As the AAFPRS explored and exhausted all traditional means of achieving subcertification, it reached the conclusion that once again, at least for a while, it should proceed independently. The mechanism for subcertification chosen by AAFPRS leaders was the ABFPRS, which had been examining only surgeons completing AAFPRS Foundation fellowships since the ABFPRS’s incorporation in 1986. In 1989, it was decided to expand the ABFPRS examination process to a full-fledged credentialing process to certify post-residency surgeons in facial plastic and reconstructive surgery. In 1991, the ABFPRS awarded its first certificates and, in 1992, became independent from the AAFPRS, moving into its own headquarters office within the AAO-HNS building.
The American Board of Facial Plastic and Reconstruction Surgery was incorporated in 1986 to provide facial plastic surgeons with a pathway for recognition of their training and expertise. Shown in photo are (from left) third ABFPRS President J. Regan Thomas and second ABFPRS President Robert L. Simons. Not shown is first ABFPRS President E. Gaylon McCollough. (Photo courtesy of ABFPRS Archives)

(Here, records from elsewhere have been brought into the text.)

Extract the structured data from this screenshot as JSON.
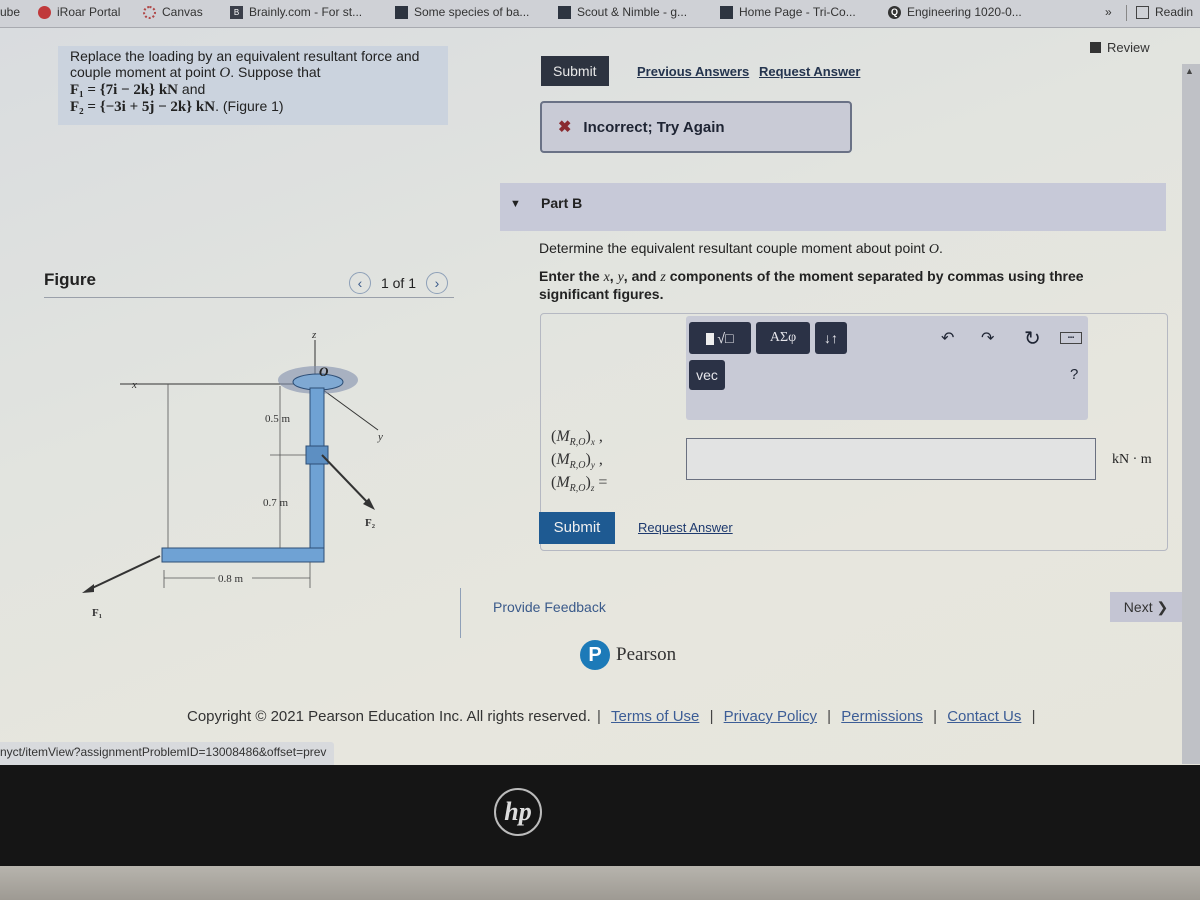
{
  "browser": {
    "bookmarks": [
      {
        "label": "ube",
        "icon": "youtube-icon"
      },
      {
        "label": "iRoar Portal",
        "icon": "iroar-icon"
      },
      {
        "label": "Canvas",
        "icon": "canvas-icon"
      },
      {
        "label": "Brainly.com - For st...",
        "icon": "brainly-icon"
      },
      {
        "label": "Some species of ba...",
        "icon": "page-icon"
      },
      {
        "label": "Scout & Nimble - g...",
        "icon": "page-icon"
      },
      {
        "label": "Home Page - Tri-Co...",
        "icon": "page-icon"
      },
      {
        "label": "Engineering 1020-0...",
        "icon": "quizlet-icon"
      }
    ],
    "more_label": "»",
    "reading_list_label": "Readin",
    "status_url": "nyct/itemView?assignmentProblemID=13008486&offset=prev"
  },
  "header": {
    "review_label": "Review"
  },
  "problem": {
    "intro": "Replace the loading by an equivalent resultant force and couple moment at point",
    "point": "O",
    "suppose": ". Suppose that",
    "f1": "F₁ = {7i − 2k} kN",
    "f1_suffix": " and",
    "f2": "F₂ = {−3i + 5j − 2k} kN",
    "f2_suffix": ". (Figure 1)"
  },
  "figure": {
    "title": "Figure",
    "pager": "1 of 1",
    "labels": {
      "z": "z",
      "x": "x",
      "y": "y",
      "O": "O",
      "d1": "0.5 m",
      "d2": "0.7 m",
      "d3": "0.8 m",
      "F1": "F₁",
      "F2": "F₂"
    }
  },
  "part_a": {
    "submit_label": "Submit",
    "previous_answers_label": "Previous Answers",
    "request_answer_label": "Request Answer",
    "feedback": "Incorrect; Try Again"
  },
  "part_b": {
    "label": "Part B",
    "question_prefix": "Determine the equivalent resultant couple moment about point",
    "question_point": "O",
    "question_suffix": ".",
    "instructions": {
      "a": "Enter the ",
      "x": "x",
      "b": ", ",
      "y": "y",
      "c": ", and ",
      "z": "z",
      "d": " components of the moment separated by commas using three significant figures."
    },
    "toolbar": {
      "templates_label": "√□",
      "greek_label": "ΑΣφ",
      "arrows_label": "↓↑",
      "vec_label": "vec",
      "help_label": "?"
    },
    "input_labels": [
      "(M",
      "R,O",
      ")x ,",
      ")y ,",
      ")z ="
    ],
    "input_value": "",
    "unit": "kN · m",
    "submit_label": "Submit",
    "request_answer_label": "Request Answer"
  },
  "footer": {
    "provide_feedback": "Provide Feedback",
    "next_label": "Next ❯",
    "pearson_name": "Pearson",
    "copyright": "Copyright © 2021 Pearson Education Inc. All rights reserved.",
    "links": [
      "Terms of Use",
      "Privacy Policy",
      "Permissions",
      "Contact Us"
    ]
  },
  "device": {
    "logo": "hp"
  }
}
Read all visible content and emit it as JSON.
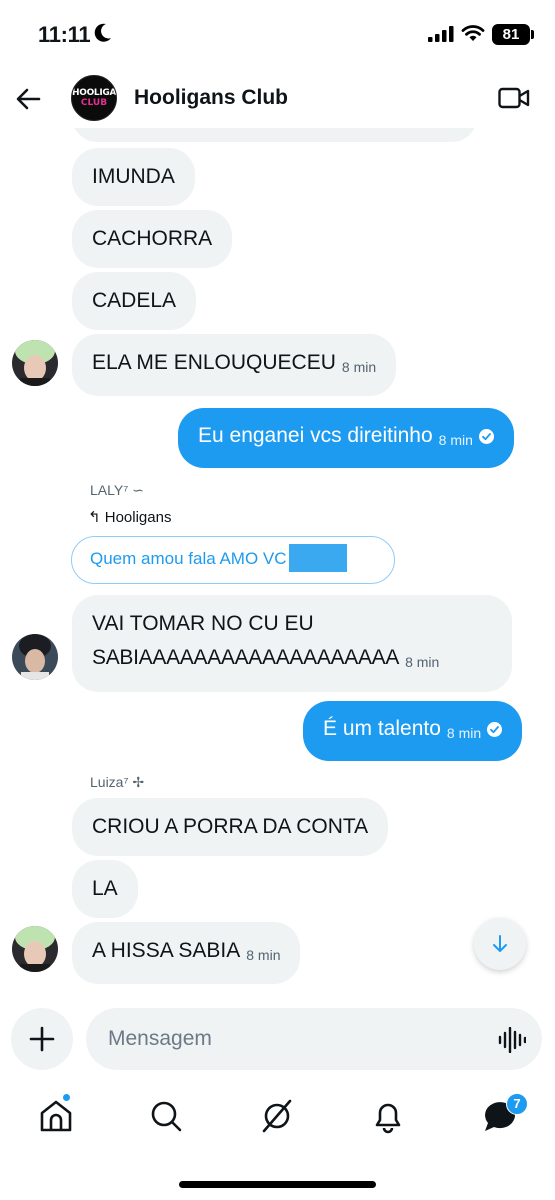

The obvious determination of facial plastic surgeons to achieve subspecialty recognition caused the general plastic surgeons to seek a final battlefield for their turf war. In the late eighties, they asked the Federal Trade Commission to rule that physicians must disclose their certifying board when they identify themselves as board-certified. When the FTC declined, they launched a campaign to encourage state legislatures to pass laws that would permit physicians to disclose only ABMS or equivalent board certification. In every state that passed such restrictive legislation, the ABFPRS has since been recognized as equivalent to ABMS primary boards. In effect, the campaign to illegitimize the ABFPRS only succeeded in providing the opportunity to prove its valid and legitimate existence.
With the increasing universal recognition of the ABFPRS and the heightened activities within the otolaryngology residency programs, the time has come to solidify the position of our subspecialty.
Recognition of the ABFPRS as a board equivalent to a primary board of the ABMS is in large part due to the efforts of surgeons who have worked tirelessly to develop and maintain the ABFPRS examination. Among key contributors hand-picked by Peter A. Adamson are (photo, from left): Lee D. Rowe, Shan R. Baker, Ira D. Papel, and Dean M. Toriumi. Not pictured are Donn R. Chatham and Leslie Bernstein, whose efforts as current and immediate past chairs of the ABFPRS Resource Development Committee added significantly to the examination process. (Photo courtesy of ABFPRS Archives)